**** Data shown ****

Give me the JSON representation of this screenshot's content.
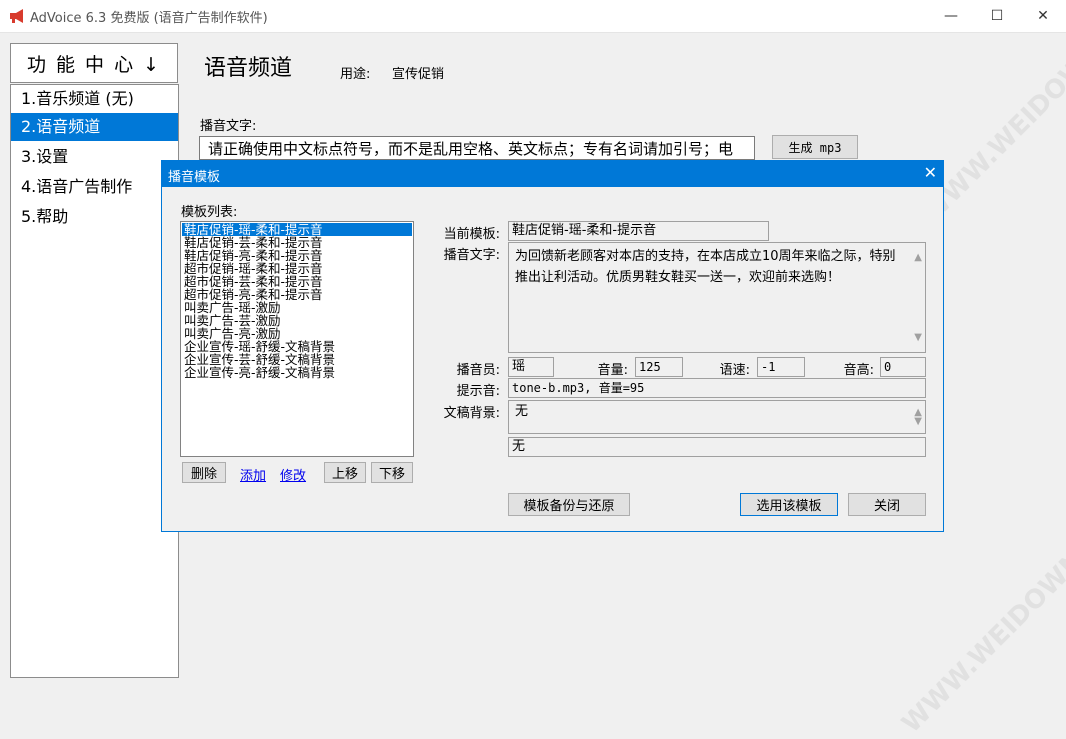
{
  "window": {
    "title": "AdVoice 6.3 免费版  (语音广告制作软件)",
    "minimize_glyph": "—",
    "maximize_glyph": "☐",
    "close_glyph": "✕"
  },
  "sidebar": {
    "header": "功 能 中 心 ↓",
    "items": [
      {
        "label": "1.音乐频道 (无)"
      },
      {
        "label": "2.语音频道"
      },
      {
        "label": "3.设置"
      },
      {
        "label": "4.语音广告制作"
      },
      {
        "label": "5.帮助"
      }
    ]
  },
  "main": {
    "title": "语音频道",
    "usage_label": "用途:",
    "usage_value": "宣传促销",
    "broadcast_label": "播音文字:",
    "broadcast_text": "请正确使用中文标点符号，而不是乱用空格、英文标点；专有名词请加引号；电",
    "generate_button": "生成 mp3"
  },
  "dialog": {
    "title": "播音模板",
    "close_glyph": "✕",
    "list_label": "模板列表:",
    "templates": [
      "鞋店促销-瑶-柔和-提示音",
      "鞋店促销-芸-柔和-提示音",
      "鞋店促销-亮-柔和-提示音",
      "超市促销-瑶-柔和-提示音",
      "超市促销-芸-柔和-提示音",
      "超市促销-亮-柔和-提示音",
      "叫卖广告-瑶-激励",
      "叫卖广告-芸-激励",
      "叫卖广告-亮-激励",
      "企业宣传-瑶-舒缓-文稿背景",
      "企业宣传-芸-舒缓-文稿背景",
      "企业宣传-亮-舒缓-文稿背景"
    ],
    "buttons": {
      "delete": "删除",
      "add": "添加",
      "edit": "修改",
      "move_up": "上移",
      "move_down": "下移",
      "backup": "模板备份与还原",
      "use": "选用该模板",
      "close": "关闭"
    },
    "fields": {
      "current_label": "当前模板:",
      "current_value": "鞋店促销-瑶-柔和-提示音",
      "text_label": "播音文字:",
      "text_value": "为回馈新老顾客对本店的支持，在本店成立10周年来临之际，特别推出让利活动。优质男鞋女鞋买一送一，欢迎前来选购！",
      "announcer_label": "播音员:",
      "announcer_value": "瑶",
      "volume_label": "音量:",
      "volume_value": "125",
      "speed_label": "语速:",
      "speed_value": "-1",
      "pitch_label": "音高:",
      "pitch_value": "0",
      "prompt_label": "提示音:",
      "prompt_value": "tone-b.mp3, 音量=95",
      "bg_label": "文稿背景:",
      "bg_value": "无",
      "bg_value2": "无"
    }
  },
  "watermark": "WWW.WEIDOWN.COM",
  "colors": {
    "accent": "#0078d7",
    "app_icon": "#d83b2d"
  }
}
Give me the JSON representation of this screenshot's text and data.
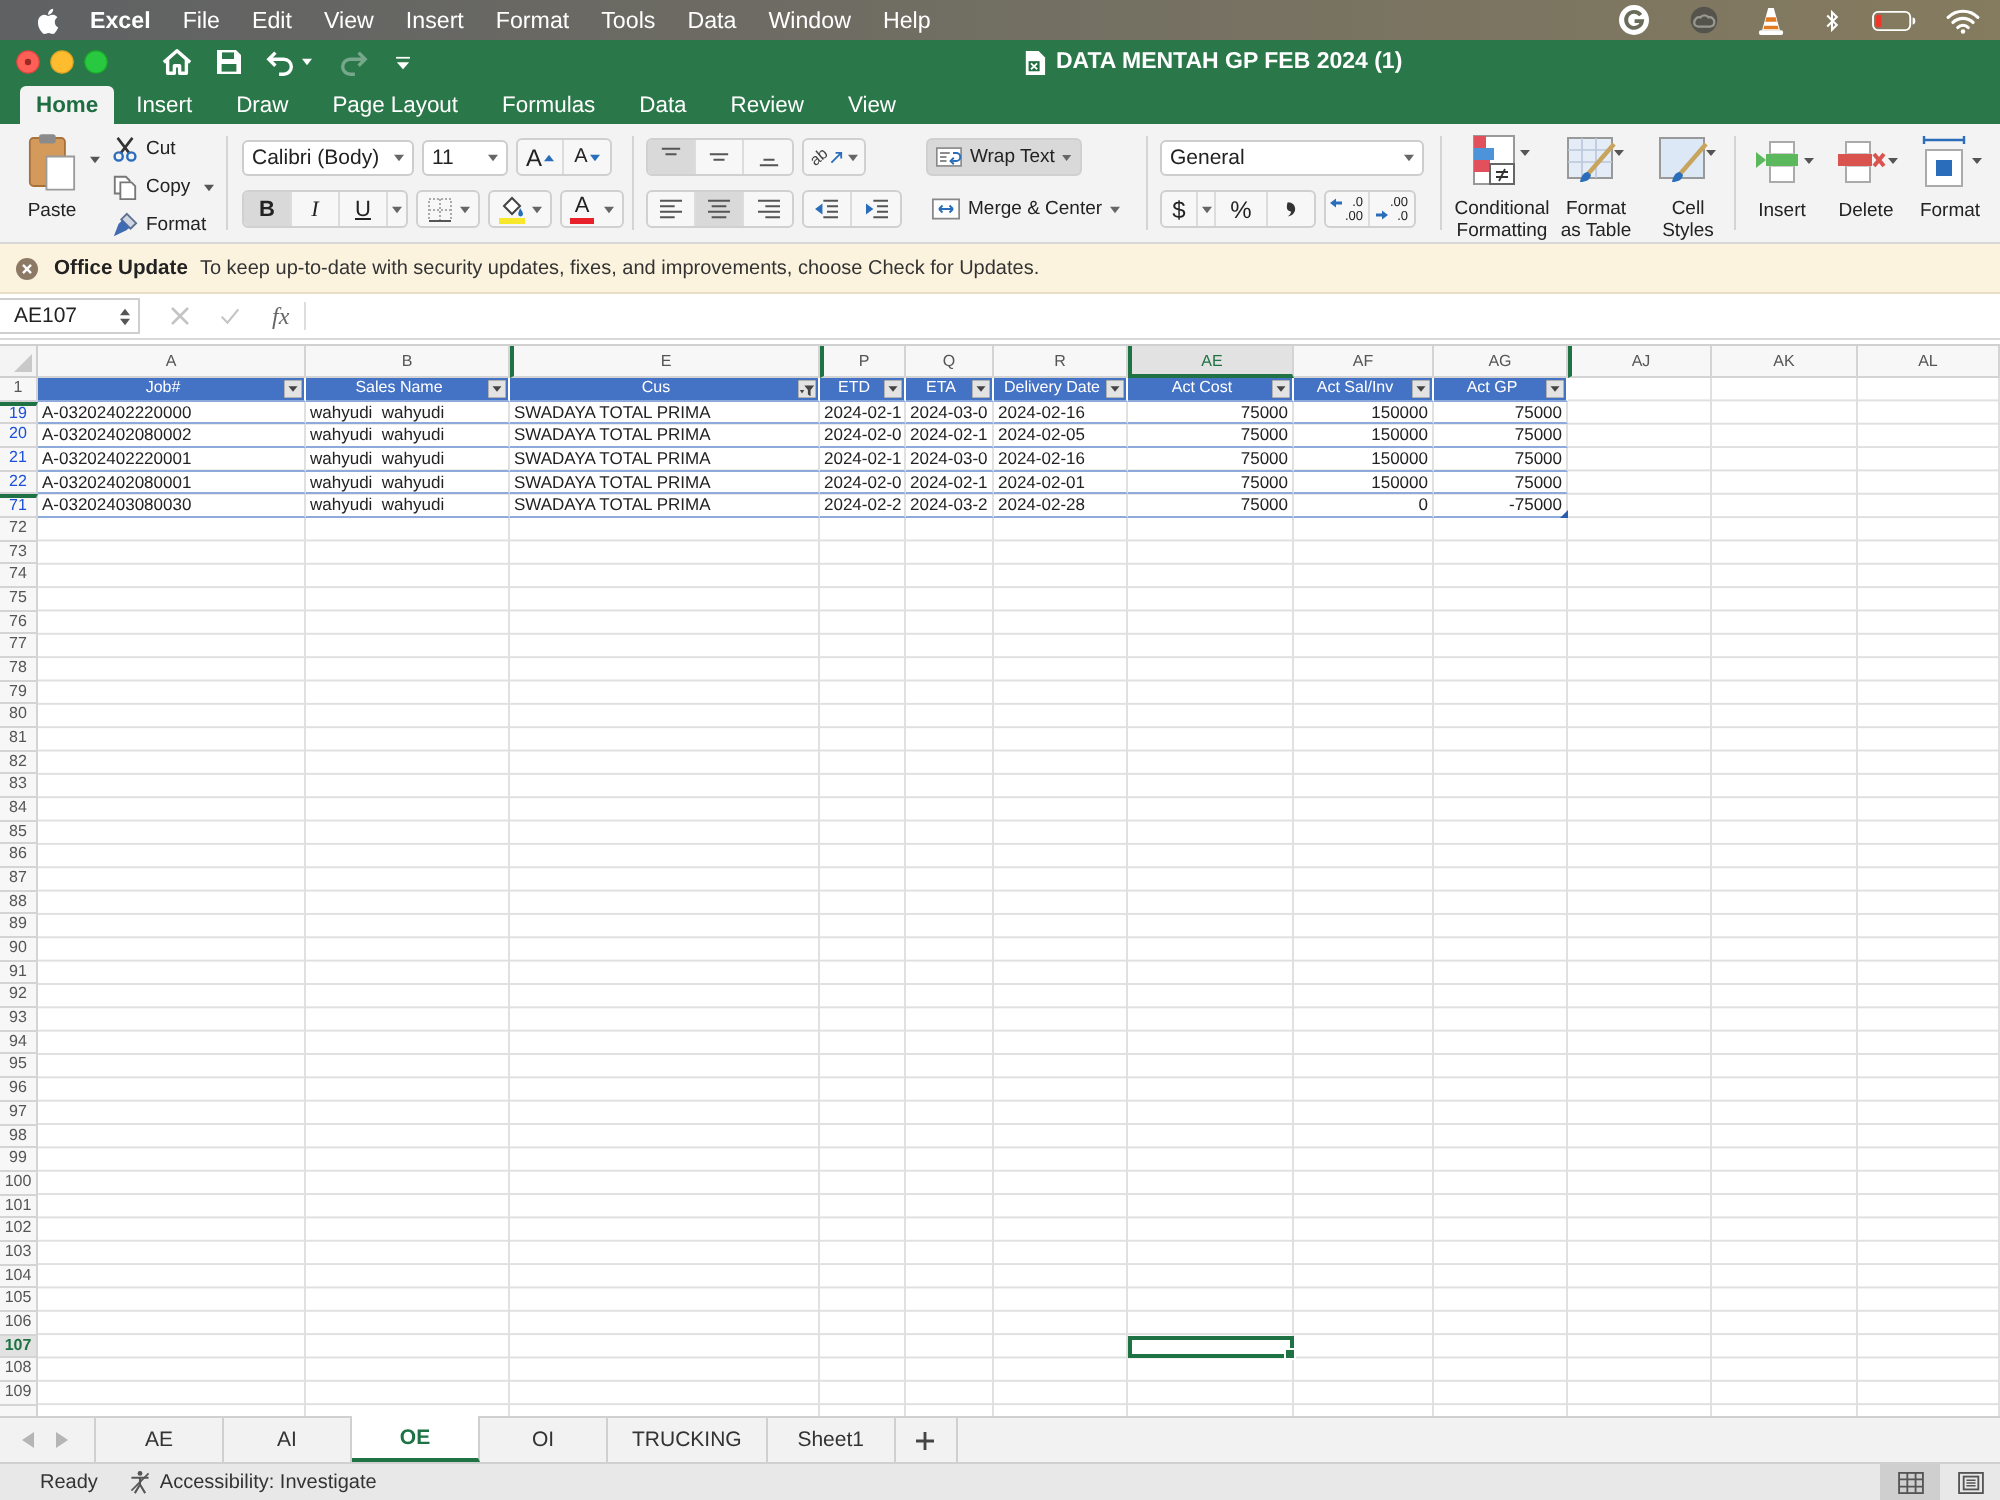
{
  "menu_bar": {
    "app": "Excel",
    "items": [
      "File",
      "Edit",
      "View",
      "Insert",
      "Format",
      "Tools",
      "Data",
      "Window",
      "Help"
    ]
  },
  "title_bar": {
    "title": "DATA MENTAH GP FEB 2024 (1)"
  },
  "ribbon_tabs": [
    {
      "label": "Home",
      "selected": true
    },
    {
      "label": "Insert",
      "selected": false
    },
    {
      "label": "Draw",
      "selected": false
    },
    {
      "label": "Page Layout",
      "selected": false
    },
    {
      "label": "Formulas",
      "selected": false
    },
    {
      "label": "Data",
      "selected": false
    },
    {
      "label": "Review",
      "selected": false
    },
    {
      "label": "View",
      "selected": false
    }
  ],
  "ribbon": {
    "clipboard": {
      "paste": "Paste",
      "cut": "Cut",
      "copy": "Copy",
      "format_painter": "Format"
    },
    "font": {
      "name": "Calibri (Body)",
      "size": "11",
      "grow_glyph": "A",
      "shrink_glyph": "A",
      "styles": [
        {
          "kind": "bold",
          "glyph": "B",
          "on": true
        },
        {
          "kind": "italic",
          "glyph": "I",
          "on": false
        },
        {
          "kind": "underline",
          "glyph": "U",
          "on": false
        }
      ],
      "font_color_glyph": "A"
    },
    "alignment": {
      "vertical": [
        {
          "kind": "top",
          "selected": true
        },
        {
          "kind": "middle",
          "selected": false
        },
        {
          "kind": "bottom",
          "selected": false
        }
      ],
      "orientation_glyph": "ab",
      "horizontal": [
        {
          "kind": "left",
          "selected": false
        },
        {
          "kind": "center",
          "selected": true
        },
        {
          "kind": "right",
          "selected": false
        }
      ],
      "wrap_text": {
        "label": "Wrap Text",
        "on": true
      },
      "merge": "Merge & Center"
    },
    "number": {
      "format": "General",
      "currency": "$",
      "percent": "%",
      "increase_decimal": [
        ".0",
        ".00"
      ],
      "decrease_decimal": [
        ".00",
        ".0"
      ]
    },
    "styles": [
      {
        "kind": "conditional",
        "lines": [
          "Conditional",
          "Formatting"
        ]
      },
      {
        "kind": "table",
        "lines": [
          "Format",
          "as Table"
        ]
      },
      {
        "kind": "cell",
        "lines": [
          "Cell",
          "Styles"
        ]
      }
    ],
    "cells": [
      {
        "kind": "insert",
        "label": "Insert"
      },
      {
        "kind": "delete",
        "label": "Delete"
      },
      {
        "kind": "format",
        "label": "Format"
      }
    ]
  },
  "update_bar": {
    "title": "Office Update",
    "message": "To keep up-to-date with security updates, fixes, and improvements, choose Check for Updates."
  },
  "formula_bar": {
    "name_box": "AE107",
    "fx": "fx"
  },
  "sheet": {
    "columns": [
      {
        "letter": "A",
        "title": "Job#",
        "kind": "text",
        "filtered": false,
        "selected": false,
        "hidden_before": false
      },
      {
        "letter": "B",
        "title": "Sales Name",
        "kind": "text",
        "filtered": false,
        "selected": false,
        "hidden_before": false
      },
      {
        "letter": "E",
        "title": "Cus",
        "kind": "text",
        "filtered": true,
        "selected": false,
        "hidden_before": true
      },
      {
        "letter": "P",
        "title": "ETD",
        "kind": "text",
        "filtered": false,
        "selected": false,
        "hidden_before": true
      },
      {
        "letter": "Q",
        "title": "ETA",
        "kind": "text",
        "filtered": false,
        "selected": false,
        "hidden_before": false
      },
      {
        "letter": "R",
        "title": "Delivery Date",
        "kind": "text",
        "filtered": false,
        "selected": false,
        "hidden_before": false
      },
      {
        "letter": "AE",
        "title": "Act Cost",
        "kind": "number",
        "filtered": false,
        "selected": true,
        "hidden_before": true
      },
      {
        "letter": "AF",
        "title": "Act Sal/Inv",
        "kind": "number",
        "filtered": false,
        "selected": false,
        "hidden_before": false
      },
      {
        "letter": "AG",
        "title": "Act GP",
        "kind": "number",
        "filtered": false,
        "selected": false,
        "hidden_before": false
      },
      {
        "letter": "AJ",
        "selected": false,
        "hidden_before": true
      },
      {
        "letter": "AK",
        "selected": false,
        "hidden_before": false
      },
      {
        "letter": "AL",
        "selected": false,
        "hidden_before": false
      }
    ],
    "header_row": {
      "number": "1",
      "selected": false
    },
    "rows": [
      {
        "number": "19",
        "selected": false,
        "hidden_before": true,
        "cells": [
          "A-03202402220000",
          "wahyudi  wahyudi",
          "SWADAYA TOTAL PRIMA",
          "2024-02-1",
          "2024-03-0",
          "2024-02-16",
          "75000",
          "150000",
          "75000"
        ]
      },
      {
        "number": "20",
        "selected": false,
        "hidden_before": false,
        "cells": [
          "A-03202402080002",
          "wahyudi  wahyudi",
          "SWADAYA TOTAL PRIMA",
          "2024-02-0",
          "2024-02-1",
          "2024-02-05",
          "75000",
          "150000",
          "75000"
        ]
      },
      {
        "number": "21",
        "selected": false,
        "hidden_before": false,
        "cells": [
          "A-03202402220001",
          "wahyudi  wahyudi",
          "SWADAYA TOTAL PRIMA",
          "2024-02-1",
          "2024-03-0",
          "2024-02-16",
          "75000",
          "150000",
          "75000"
        ]
      },
      {
        "number": "22",
        "selected": false,
        "hidden_before": false,
        "cells": [
          "A-03202402080001",
          "wahyudi  wahyudi",
          "SWADAYA TOTAL PRIMA",
          "2024-02-0",
          "2024-02-1",
          "2024-02-01",
          "75000",
          "150000",
          "75000"
        ]
      },
      {
        "number": "71",
        "selected": false,
        "hidden_before": true,
        "cells": [
          "A-03202403080030",
          "wahyudi  wahyudi",
          "SWADAYA TOTAL PRIMA",
          "2024-02-2",
          "2024-03-2",
          "2024-02-28",
          "75000",
          "0",
          "-75000"
        ]
      }
    ],
    "empty_rows": [
      {
        "number": "72",
        "selected": false
      },
      {
        "number": "73",
        "selected": false
      },
      {
        "number": "74",
        "selected": false
      },
      {
        "number": "75",
        "selected": false
      },
      {
        "number": "76",
        "selected": false
      },
      {
        "number": "77",
        "selected": false
      },
      {
        "number": "78",
        "selected": false
      },
      {
        "number": "79",
        "selected": false
      },
      {
        "number": "80",
        "selected": false
      },
      {
        "number": "81",
        "selected": false
      },
      {
        "number": "82",
        "selected": false
      },
      {
        "number": "83",
        "selected": false
      },
      {
        "number": "84",
        "selected": false
      },
      {
        "number": "85",
        "selected": false
      },
      {
        "number": "86",
        "selected": false
      },
      {
        "number": "87",
        "selected": false
      },
      {
        "number": "88",
        "selected": false
      },
      {
        "number": "89",
        "selected": false
      },
      {
        "number": "90",
        "selected": false
      },
      {
        "number": "91",
        "selected": false
      },
      {
        "number": "92",
        "selected": false
      },
      {
        "number": "93",
        "selected": false
      },
      {
        "number": "94",
        "selected": false
      },
      {
        "number": "95",
        "selected": false
      },
      {
        "number": "96",
        "selected": false
      },
      {
        "number": "97",
        "selected": false
      },
      {
        "number": "98",
        "selected": false
      },
      {
        "number": "99",
        "selected": false
      },
      {
        "number": "100",
        "selected": false
      },
      {
        "number": "101",
        "selected": false
      },
      {
        "number": "102",
        "selected": false
      },
      {
        "number": "103",
        "selected": false
      },
      {
        "number": "104",
        "selected": false
      },
      {
        "number": "105",
        "selected": false
      },
      {
        "number": "106",
        "selected": false
      },
      {
        "number": "107",
        "selected": true
      },
      {
        "number": "108",
        "selected": false
      },
      {
        "number": "109",
        "selected": false
      }
    ]
  },
  "sheet_tabs": [
    {
      "label": "AE",
      "selected": false
    },
    {
      "label": "AI",
      "selected": false
    },
    {
      "label": "OE",
      "selected": true
    },
    {
      "label": "OI",
      "selected": false
    },
    {
      "label": "TRUCKING",
      "selected": false
    },
    {
      "label": "Sheet1",
      "selected": false
    }
  ],
  "status_bar": {
    "ready": "Ready",
    "accessibility": "Accessibility: Investigate",
    "views": [
      {
        "kind": "normal",
        "selected": true
      },
      {
        "kind": "page_layout",
        "selected": false
      }
    ]
  }
}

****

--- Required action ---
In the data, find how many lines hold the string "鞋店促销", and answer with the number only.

--- Answer space ---
4